The move, on the heels of an identical price increase last year, thrust the Thousand Oaks-based biotechnology company into the growing controversy over accelerating drug prices.
Kent Thiry, chairman and chief executive of DaVita Inc., which operates 486 outpatient dialysis centers, accused Amgen of "abuse of monopoly power."
The chief financial officer of a rival chain, Renal Care Group, also expressed dismay. "We don't believe this is necessary," said CFO Dirk Allison. "Amgen has a monopoly on this product. . . . We are very disappointed in Amgen."
Amgen defended the price increase, saying it was only the second in 11 years. In that time, said company spokesman Jeff Richardson, the consumer price index, a measure of inflation, has risen 42%, while the increase in Epogen pricing amounts to 8%.
The medication, with $1.76 billion in 2000 sales, is used to treat chronic anemia in kidney dialysis patients. Amgen has had a monopoly in the United States kidney dialysis market since it launched the drug in 1989.
The price increase comes amid slower growth for Epogen. In a conference call with analysts last week, Amgen lowered its growth projections to a 5%-6% range from 6%-7%, prompting an immediate hit to its stock price.
Amgen meanwhile is awaiting government approval for a successor to Epogen called Aranesp, which relieves anemia at lower doses. Analysts expect Amgen to charge 20% to 25% more for Aranesp than Epogen.
Dennis Harp, a biotechnology analyst with Deutsche Bank Alex. Brown in New York, said the price increase benefits Amgen on two levels. It sustains Epogen revenue growth in a slower market. And it narrows the expected price gap between Epogen and Aranesp.

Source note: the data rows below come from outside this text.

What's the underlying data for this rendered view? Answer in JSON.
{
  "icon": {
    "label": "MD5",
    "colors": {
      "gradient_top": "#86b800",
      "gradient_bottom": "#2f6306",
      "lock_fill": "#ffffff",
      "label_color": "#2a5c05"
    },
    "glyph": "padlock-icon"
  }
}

That may help Amgen negotiate a higher reimbursement rate with the federal Health Care Finance Administration, which sets Medicare pricing, Harp said. The reimbursement rate is important in the dialysis market, in which 75% to 80% of patients are covered by Medicare.
It will also have an effect in the oncology market, a much larger business, where Aranesp may be used to relieve anemia that results from chemotherapy.

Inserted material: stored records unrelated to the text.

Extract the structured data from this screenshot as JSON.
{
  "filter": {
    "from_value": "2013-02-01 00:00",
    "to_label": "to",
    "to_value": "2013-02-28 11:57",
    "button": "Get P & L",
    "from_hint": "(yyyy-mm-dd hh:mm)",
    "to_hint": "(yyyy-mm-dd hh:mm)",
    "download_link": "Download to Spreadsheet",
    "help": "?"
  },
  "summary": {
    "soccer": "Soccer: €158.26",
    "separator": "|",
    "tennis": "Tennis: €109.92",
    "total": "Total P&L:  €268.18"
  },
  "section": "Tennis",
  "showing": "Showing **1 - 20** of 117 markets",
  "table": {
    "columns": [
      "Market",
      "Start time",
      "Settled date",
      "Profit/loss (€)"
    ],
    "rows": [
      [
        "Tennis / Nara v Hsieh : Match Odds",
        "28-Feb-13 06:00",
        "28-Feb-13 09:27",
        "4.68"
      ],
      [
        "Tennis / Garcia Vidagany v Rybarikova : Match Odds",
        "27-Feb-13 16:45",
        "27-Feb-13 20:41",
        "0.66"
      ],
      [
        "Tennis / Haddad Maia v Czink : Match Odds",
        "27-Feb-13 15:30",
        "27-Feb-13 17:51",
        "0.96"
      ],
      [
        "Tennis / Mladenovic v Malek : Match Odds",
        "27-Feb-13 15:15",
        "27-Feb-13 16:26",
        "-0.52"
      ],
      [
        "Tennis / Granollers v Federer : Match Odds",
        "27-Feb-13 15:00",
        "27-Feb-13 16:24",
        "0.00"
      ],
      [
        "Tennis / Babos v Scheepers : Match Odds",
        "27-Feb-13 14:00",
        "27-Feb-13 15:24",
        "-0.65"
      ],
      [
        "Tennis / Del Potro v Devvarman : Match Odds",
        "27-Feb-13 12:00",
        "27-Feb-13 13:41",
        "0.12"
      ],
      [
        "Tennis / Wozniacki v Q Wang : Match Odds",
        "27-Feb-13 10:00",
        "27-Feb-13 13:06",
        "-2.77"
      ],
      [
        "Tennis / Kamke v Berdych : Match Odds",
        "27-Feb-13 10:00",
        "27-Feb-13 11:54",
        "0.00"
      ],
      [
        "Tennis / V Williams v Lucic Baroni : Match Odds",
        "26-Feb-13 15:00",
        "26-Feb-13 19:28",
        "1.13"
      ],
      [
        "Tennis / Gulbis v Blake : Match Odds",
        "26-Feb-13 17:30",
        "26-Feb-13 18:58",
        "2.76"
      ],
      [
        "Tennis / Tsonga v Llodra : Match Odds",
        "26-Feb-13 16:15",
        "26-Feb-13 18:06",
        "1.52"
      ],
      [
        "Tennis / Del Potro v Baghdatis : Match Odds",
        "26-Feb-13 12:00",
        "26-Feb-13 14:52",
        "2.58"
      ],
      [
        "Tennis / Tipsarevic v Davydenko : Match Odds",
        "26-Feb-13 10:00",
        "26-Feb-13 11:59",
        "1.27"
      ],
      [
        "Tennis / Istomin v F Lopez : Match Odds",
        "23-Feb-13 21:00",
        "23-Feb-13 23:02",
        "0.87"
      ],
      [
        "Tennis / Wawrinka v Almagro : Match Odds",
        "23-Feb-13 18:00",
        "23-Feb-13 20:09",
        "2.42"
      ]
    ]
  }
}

"By having the price of the first- generation product higher, it gives Amgen a better basis to go in and obtain higher reimbursement on the second," Harp said.

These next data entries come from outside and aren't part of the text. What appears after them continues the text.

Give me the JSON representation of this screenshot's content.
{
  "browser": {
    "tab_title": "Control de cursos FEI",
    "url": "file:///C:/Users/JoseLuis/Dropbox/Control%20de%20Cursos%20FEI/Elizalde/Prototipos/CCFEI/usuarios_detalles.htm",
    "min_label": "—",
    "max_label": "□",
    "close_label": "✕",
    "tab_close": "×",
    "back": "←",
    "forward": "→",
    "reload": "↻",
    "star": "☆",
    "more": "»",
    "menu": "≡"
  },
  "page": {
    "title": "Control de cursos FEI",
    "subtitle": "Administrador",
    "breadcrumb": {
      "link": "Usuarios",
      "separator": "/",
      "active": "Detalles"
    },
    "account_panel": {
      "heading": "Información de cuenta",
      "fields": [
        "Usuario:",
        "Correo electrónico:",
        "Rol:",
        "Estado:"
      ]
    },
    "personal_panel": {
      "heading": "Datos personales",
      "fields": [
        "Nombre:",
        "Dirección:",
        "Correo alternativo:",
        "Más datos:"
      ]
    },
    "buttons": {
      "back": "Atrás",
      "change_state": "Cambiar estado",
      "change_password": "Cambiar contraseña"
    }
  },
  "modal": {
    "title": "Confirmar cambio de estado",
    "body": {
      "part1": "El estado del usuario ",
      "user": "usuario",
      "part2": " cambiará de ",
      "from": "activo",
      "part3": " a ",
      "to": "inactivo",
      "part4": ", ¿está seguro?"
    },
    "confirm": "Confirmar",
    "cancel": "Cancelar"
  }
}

In each of the last two years, the Department of Health and Human Services has recommended slashing the reimbursement on Epogen to $9 to $10 per 1,000 units. But the reduction was never incorporated into the federal budget approved by Congress.
Epogen treatment costs $7,000 to $8,000 a year per patient.
Renal Care Group's Allison said he plans to lodge a complaint over the Epogen price hike with Amgen and with federal Medicare administrators. He said last year's price increase, which was not covered by Medicare, will reduce his company's profit by 5 cents to 7 cents a share. He said the latest hike would eat further into earnings.
Amgen's Richardson said the company needs the money to fund drug research and development, and it recently completed construction of a new Epogen plant. The price increase is unrelated to the expected introduction of Aranesp later this year, he said.
On Nasdaq, Amgen shares closed at $60.18, down 78 cents, and Renal Care Group closed at $25.57, down $2.93. DaVita, based in Torrance, closed at $19.40, down 72 cents on the New York Stock Exchange.